Data provided:
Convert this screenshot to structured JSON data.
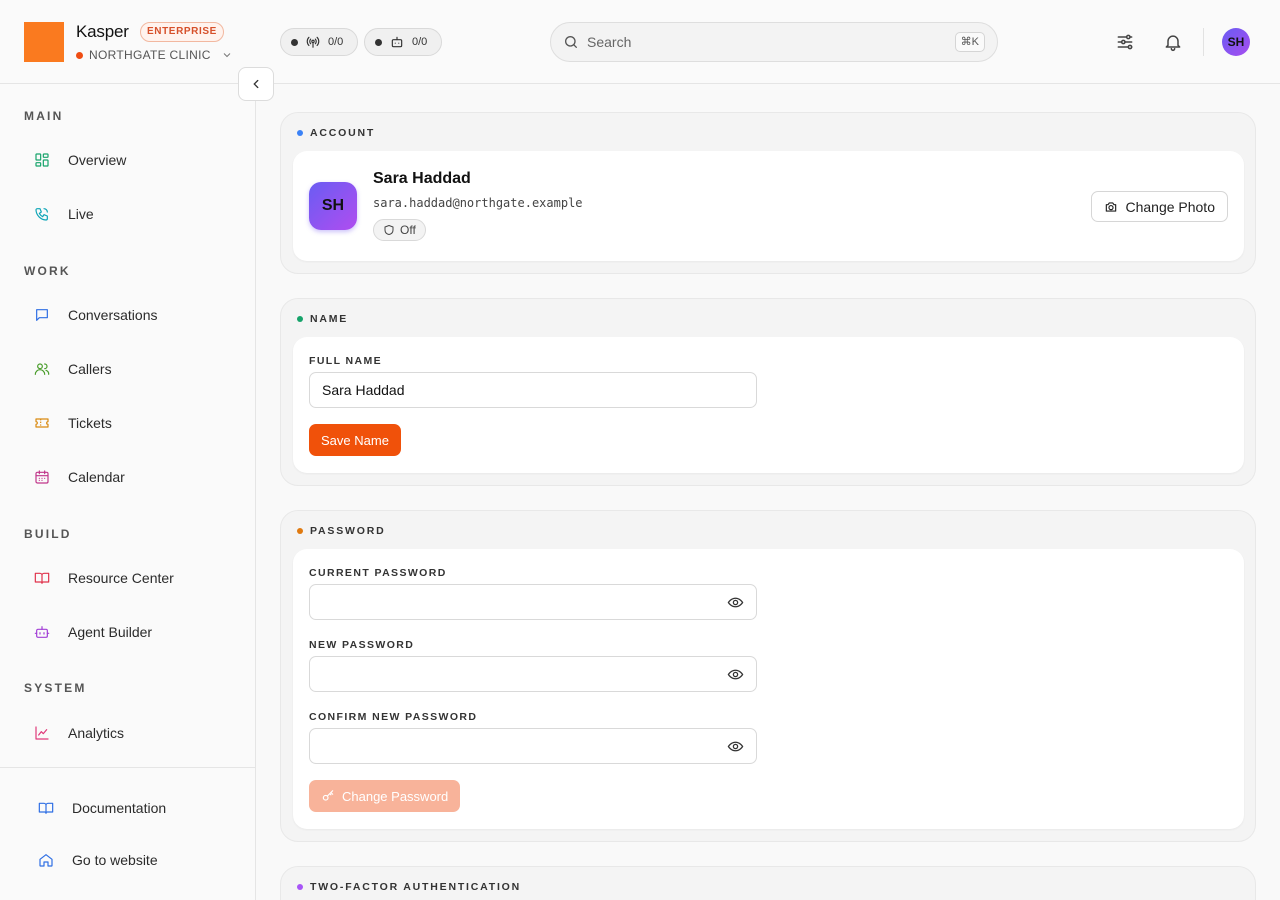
{
  "header": {
    "brand_name": "Kasper",
    "brand_badge": "ENTERPRISE",
    "org_name": "NORTHGATE CLINIC",
    "live_calls_count": "0/0",
    "agents_count": "0/0",
    "search_placeholder": "Search",
    "search_shortcut": "⌘K",
    "avatar_initials": "SH"
  },
  "sidebar": {
    "sections": {
      "main": "MAIN",
      "work": "WORK",
      "build": "BUILD",
      "system": "SYSTEM"
    },
    "items": [
      {
        "label": "Overview",
        "icon": "dashboard-icon",
        "color": "#16a36a"
      },
      {
        "label": "Live",
        "icon": "phone-icon",
        "color": "#0ea5b7"
      },
      {
        "label": "Conversations",
        "icon": "message-icon",
        "color": "#2f6fe4"
      },
      {
        "label": "Callers",
        "icon": "users-icon",
        "color": "#4a9d2c"
      },
      {
        "label": "Tickets",
        "icon": "ticket-icon",
        "color": "#d98a10"
      },
      {
        "label": "Calendar",
        "icon": "calendar-icon",
        "color": "#c0368a"
      },
      {
        "label": "Resource Center",
        "icon": "book-icon",
        "color": "#e0334c"
      },
      {
        "label": "Agent Builder",
        "icon": "bot-icon",
        "color": "#a23fd6"
      },
      {
        "label": "Analytics",
        "icon": "chart-icon",
        "color": "#e0397a"
      }
    ],
    "footer": [
      {
        "label": "Documentation",
        "icon": "book-open-icon",
        "color": "#2f6fe4"
      },
      {
        "label": "Go to website",
        "icon": "home-icon",
        "color": "#2f6fe4"
      }
    ]
  },
  "account": {
    "section_title": "ACCOUNT",
    "accent": "#3b82f6",
    "avatar_initials": "SH",
    "name": "Sara Haddad",
    "email": "sara.haddad@northgate.example",
    "twofa_status": "Off",
    "change_photo_label": "Change Photo"
  },
  "name_section": {
    "section_title": "NAME",
    "accent": "#16a36a",
    "full_name_label": "FULL NAME",
    "full_name_value": "Sara Haddad",
    "save_label": "Save Name"
  },
  "password_section": {
    "section_title": "PASSWORD",
    "accent": "#e07a10",
    "current_label": "CURRENT PASSWORD",
    "new_label": "NEW PASSWORD",
    "confirm_label": "CONFIRM NEW PASSWORD",
    "current_value": "",
    "new_value": "",
    "confirm_value": "",
    "change_label": "Change Password"
  },
  "twofa_section": {
    "section_title": "TWO-FACTOR AUTHENTICATION",
    "accent": "#a855f7"
  },
  "colors": {
    "primary": "#f0510a",
    "primary_disabled": "#f8b39a",
    "logo": "#fa7a1f"
  }
}
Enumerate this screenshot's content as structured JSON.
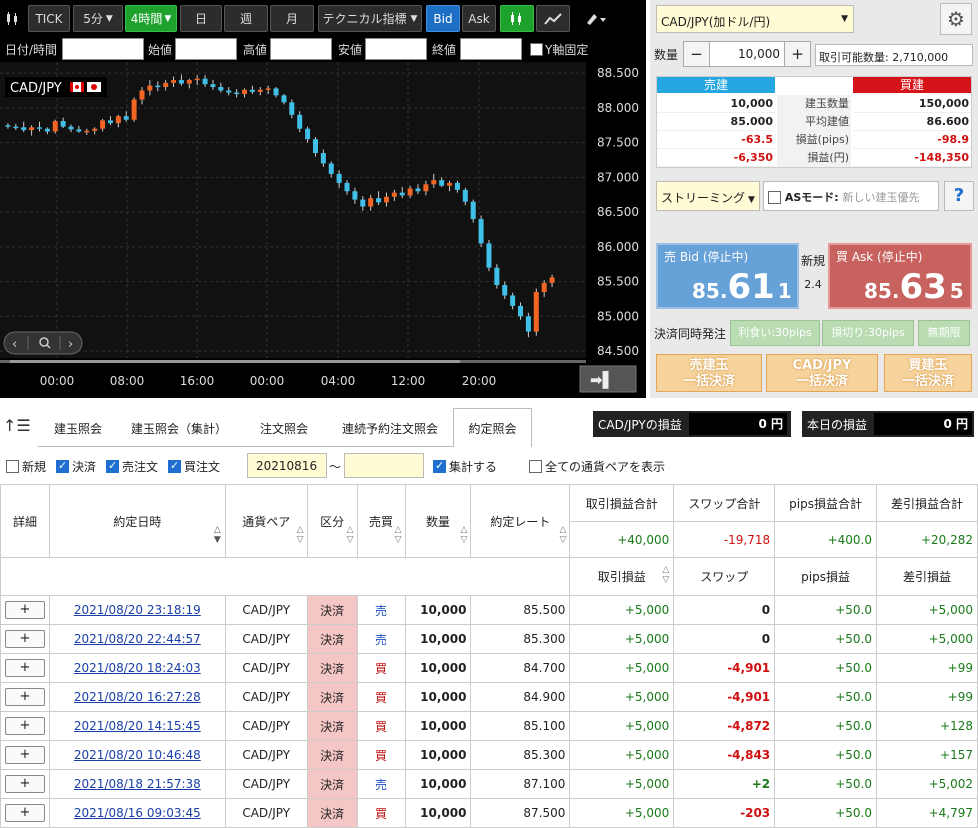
{
  "toolbar": {
    "tick": "TICK",
    "interval": "5分",
    "interval_active": "4時間",
    "day": "日",
    "week": "週",
    "month": "月",
    "indicator": "テクニカル指標",
    "bid": "Bid",
    "ask": "Ask"
  },
  "filter_row": {
    "datetime": "日付/時間",
    "open": "始値",
    "high": "高値",
    "low": "安値",
    "close": "終値",
    "y_fixed": "Y軸固定"
  },
  "chart_data": {
    "type": "candlestick",
    "symbol_label": "CAD/JPY",
    "ylim": [
      84.4,
      88.66
    ],
    "y_ticks": [
      "88.500",
      "88.000",
      "87.500",
      "87.000",
      "86.500",
      "86.000",
      "85.500",
      "85.000",
      "84.500"
    ],
    "x_ticks": [
      "00:00",
      "08:00",
      "16:00",
      "00:00",
      "04:00",
      "12:00",
      "20:00"
    ],
    "candles": [
      [
        87.75,
        87.78,
        87.7,
        87.73
      ],
      [
        87.73,
        87.77,
        87.68,
        87.72
      ],
      [
        87.72,
        87.8,
        87.65,
        87.68
      ],
      [
        87.68,
        87.75,
        87.6,
        87.72
      ],
      [
        87.72,
        87.8,
        87.66,
        87.7
      ],
      [
        87.7,
        87.72,
        87.62,
        87.66
      ],
      [
        87.66,
        87.83,
        87.63,
        87.81
      ],
      [
        87.81,
        87.86,
        87.71,
        87.73
      ],
      [
        87.73,
        87.76,
        87.65,
        87.69
      ],
      [
        87.69,
        87.74,
        87.64,
        87.66
      ],
      [
        87.66,
        87.7,
        87.61,
        87.67
      ],
      [
        87.67,
        87.72,
        87.62,
        87.7
      ],
      [
        87.7,
        87.84,
        87.66,
        87.82
      ],
      [
        87.82,
        87.88,
        87.75,
        87.78
      ],
      [
        87.78,
        87.9,
        87.72,
        87.88
      ],
      [
        87.88,
        87.95,
        87.8,
        87.83
      ],
      [
        87.83,
        88.15,
        87.8,
        88.12
      ],
      [
        88.12,
        88.3,
        88.05,
        88.25
      ],
      [
        88.25,
        88.4,
        88.18,
        88.32
      ],
      [
        88.32,
        88.38,
        88.24,
        88.3
      ],
      [
        88.3,
        88.4,
        88.25,
        88.36
      ],
      [
        88.36,
        88.45,
        88.3,
        88.4
      ],
      [
        88.4,
        88.48,
        88.32,
        88.35
      ],
      [
        88.35,
        88.42,
        88.28,
        88.4
      ],
      [
        88.4,
        88.47,
        88.33,
        88.42
      ],
      [
        88.42,
        88.47,
        88.3,
        88.34
      ],
      [
        88.34,
        88.4,
        88.26,
        88.3
      ],
      [
        88.3,
        88.36,
        88.22,
        88.25
      ],
      [
        88.25,
        88.3,
        88.18,
        88.22
      ],
      [
        88.22,
        88.27,
        88.15,
        88.2
      ],
      [
        88.2,
        88.28,
        88.15,
        88.26
      ],
      [
        88.26,
        88.32,
        88.2,
        88.23
      ],
      [
        88.23,
        88.3,
        88.18,
        88.26
      ],
      [
        88.26,
        88.32,
        88.2,
        88.28
      ],
      [
        88.28,
        88.3,
        88.15,
        88.18
      ],
      [
        88.18,
        88.2,
        88.05,
        88.08
      ],
      [
        88.08,
        88.12,
        87.85,
        87.9
      ],
      [
        87.9,
        87.95,
        87.65,
        87.7
      ],
      [
        87.7,
        87.73,
        87.5,
        87.55
      ],
      [
        87.55,
        87.58,
        87.3,
        87.35
      ],
      [
        87.35,
        87.4,
        87.15,
        87.2
      ],
      [
        87.2,
        87.23,
        87.0,
        87.05
      ],
      [
        87.05,
        87.1,
        86.85,
        86.92
      ],
      [
        86.92,
        86.96,
        86.75,
        86.8
      ],
      [
        86.8,
        86.85,
        86.62,
        86.68
      ],
      [
        86.68,
        86.73,
        86.52,
        86.58
      ],
      [
        86.58,
        86.75,
        86.52,
        86.7
      ],
      [
        86.7,
        86.8,
        86.6,
        86.64
      ],
      [
        86.64,
        86.78,
        86.58,
        86.72
      ],
      [
        86.72,
        86.82,
        86.66,
        86.78
      ],
      [
        86.78,
        86.86,
        86.7,
        86.74
      ],
      [
        86.74,
        86.88,
        86.7,
        86.84
      ],
      [
        86.84,
        86.9,
        86.76,
        86.8
      ],
      [
        86.8,
        86.95,
        86.74,
        86.9
      ],
      [
        86.9,
        87.05,
        86.85,
        86.96
      ],
      [
        86.96,
        87.0,
        86.86,
        86.88
      ],
      [
        86.88,
        86.95,
        86.8,
        86.92
      ],
      [
        86.92,
        86.95,
        86.78,
        86.82
      ],
      [
        86.82,
        86.85,
        86.6,
        86.65
      ],
      [
        86.65,
        86.68,
        86.35,
        86.4
      ],
      [
        86.4,
        86.45,
        86.0,
        86.05
      ],
      [
        86.05,
        86.1,
        85.65,
        85.7
      ],
      [
        85.7,
        85.75,
        85.4,
        85.45
      ],
      [
        85.45,
        85.5,
        85.25,
        85.3
      ],
      [
        85.3,
        85.34,
        85.1,
        85.15
      ],
      [
        85.15,
        85.2,
        84.95,
        85.0
      ],
      [
        85.0,
        85.05,
        84.7,
        84.78
      ],
      [
        84.78,
        85.4,
        84.72,
        85.35
      ],
      [
        85.35,
        85.52,
        85.28,
        85.48
      ],
      [
        85.48,
        85.6,
        85.42,
        85.56
      ]
    ]
  },
  "order": {
    "pair_select": "CAD/JPY(加ドル/円)",
    "qty_label": "数量",
    "qty_value": "10,000",
    "available": "取引可能数量: 2,710,000",
    "sell_header": "売建",
    "buy_header": "買建",
    "rows": [
      {
        "label": "建玉数量",
        "sell": "10,000",
        "buy": "150,000"
      },
      {
        "label": "平均建値",
        "sell": "85.000",
        "buy": "86.600"
      },
      {
        "label": "損益(pips)",
        "sell": "-63.5",
        "buy": "-98.9"
      },
      {
        "label": "損益(円)",
        "sell": "-6,350",
        "buy": "-148,350"
      }
    ],
    "streaming": "ストリーミング",
    "as_mode": "ASモード:",
    "as_mode_value": "新しい建玉優先",
    "help": "?",
    "bid_label": "売 Bid (停止中)",
    "bid_big": "85.",
    "bid_main": "61",
    "bid_small": "1",
    "ask_label": "買 Ask (停止中)",
    "ask_big": "85.",
    "ask_main": "63",
    "ask_small": "5",
    "new_label": "新規",
    "spread": "2.4",
    "settle_label": "決済同時発注",
    "take_profit": "利食い:30pips",
    "stop_loss": "損切り:30pips",
    "unlimited": "無期限",
    "btn_sell_top": "売建玉",
    "btn_sell_bottom": "一括決済",
    "btn_pair_top": "CAD/JPY",
    "btn_pair_bottom": "一括決済",
    "btn_buy_top": "買建玉",
    "btn_buy_bottom": "一括決済"
  },
  "tabs": [
    "建玉照会",
    "建玉照会（集計）",
    "注文照会",
    "連続予約注文照会",
    "約定照会"
  ],
  "pnl": {
    "pair_label": "CAD/JPYの損益",
    "pair_value": "0 円",
    "today_label": "本日の損益",
    "today_value": "0 円"
  },
  "filters": {
    "new": "新規",
    "settle": "決済",
    "sell_order": "売注文",
    "buy_order": "買注文",
    "date_from": "20210816",
    "tilde": "〜",
    "aggregate": "集計する",
    "show_all": "全ての通貨ペアを表示"
  },
  "table": {
    "headers": {
      "detail": "詳細",
      "datetime": "約定日時",
      "pair": "通貨ペア",
      "kubun": "区分",
      "side": "売買",
      "qty": "数量",
      "rate": "約定レート",
      "trade_pnl_total": "取引損益合計",
      "swap_total": "スワップ合計",
      "pips_total": "pips損益合計",
      "net_total": "差引損益合計",
      "trade_pnl": "取引損益",
      "swap": "スワップ",
      "pips": "pips損益",
      "net": "差引損益"
    },
    "totals": {
      "trade": "+40,000",
      "swap": "-19,718",
      "pips": "+400.0",
      "net": "+20,282"
    },
    "rows": [
      {
        "plus": "+",
        "dt": "2021/08/20 23:18:19",
        "pair": "CAD/JPY",
        "kubun": "決済",
        "side": "売",
        "qty": "10,000",
        "rate": "85.500",
        "trade": "+5,000",
        "swap": "0",
        "pips": "+50.0",
        "net": "+5,000"
      },
      {
        "plus": "+",
        "dt": "2021/08/20 22:44:57",
        "pair": "CAD/JPY",
        "kubun": "決済",
        "side": "売",
        "qty": "10,000",
        "rate": "85.300",
        "trade": "+5,000",
        "swap": "0",
        "pips": "+50.0",
        "net": "+5,000"
      },
      {
        "plus": "+",
        "dt": "2021/08/20 18:24:03",
        "pair": "CAD/JPY",
        "kubun": "決済",
        "side": "買",
        "qty": "10,000",
        "rate": "84.700",
        "trade": "+5,000",
        "swap": "-4,901",
        "pips": "+50.0",
        "net": "+99"
      },
      {
        "plus": "+",
        "dt": "2021/08/20 16:27:28",
        "pair": "CAD/JPY",
        "kubun": "決済",
        "side": "買",
        "qty": "10,000",
        "rate": "84.900",
        "trade": "+5,000",
        "swap": "-4,901",
        "pips": "+50.0",
        "net": "+99"
      },
      {
        "plus": "+",
        "dt": "2021/08/20 14:15:45",
        "pair": "CAD/JPY",
        "kubun": "決済",
        "side": "買",
        "qty": "10,000",
        "rate": "85.100",
        "trade": "+5,000",
        "swap": "-4,872",
        "pips": "+50.0",
        "net": "+128"
      },
      {
        "plus": "+",
        "dt": "2021/08/20 10:46:48",
        "pair": "CAD/JPY",
        "kubun": "決済",
        "side": "買",
        "qty": "10,000",
        "rate": "85.300",
        "trade": "+5,000",
        "swap": "-4,843",
        "pips": "+50.0",
        "net": "+157"
      },
      {
        "plus": "+",
        "dt": "2021/08/18 21:57:38",
        "pair": "CAD/JPY",
        "kubun": "決済",
        "side": "売",
        "qty": "10,000",
        "rate": "87.100",
        "trade": "+5,000",
        "swap": "+2",
        "pips": "+50.0",
        "net": "+5,002"
      },
      {
        "plus": "+",
        "dt": "2021/08/16 09:03:45",
        "pair": "CAD/JPY",
        "kubun": "決済",
        "side": "買",
        "qty": "10,000",
        "rate": "87.500",
        "trade": "+5,000",
        "swap": "-203",
        "pips": "+50.0",
        "net": "+4,797"
      }
    ]
  },
  "colors": {
    "up": "#f26522",
    "down": "#3fc0e8",
    "sell_blue": "#3e7bc9",
    "buy_red": "#c0392b",
    "positive": "#1a7a1a",
    "negative": "#d01010"
  }
}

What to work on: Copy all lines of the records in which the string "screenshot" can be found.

Result of this exercise:
Convert this screenshot to structured JSON data.
Enumerate this screenshot's content as structured JSON.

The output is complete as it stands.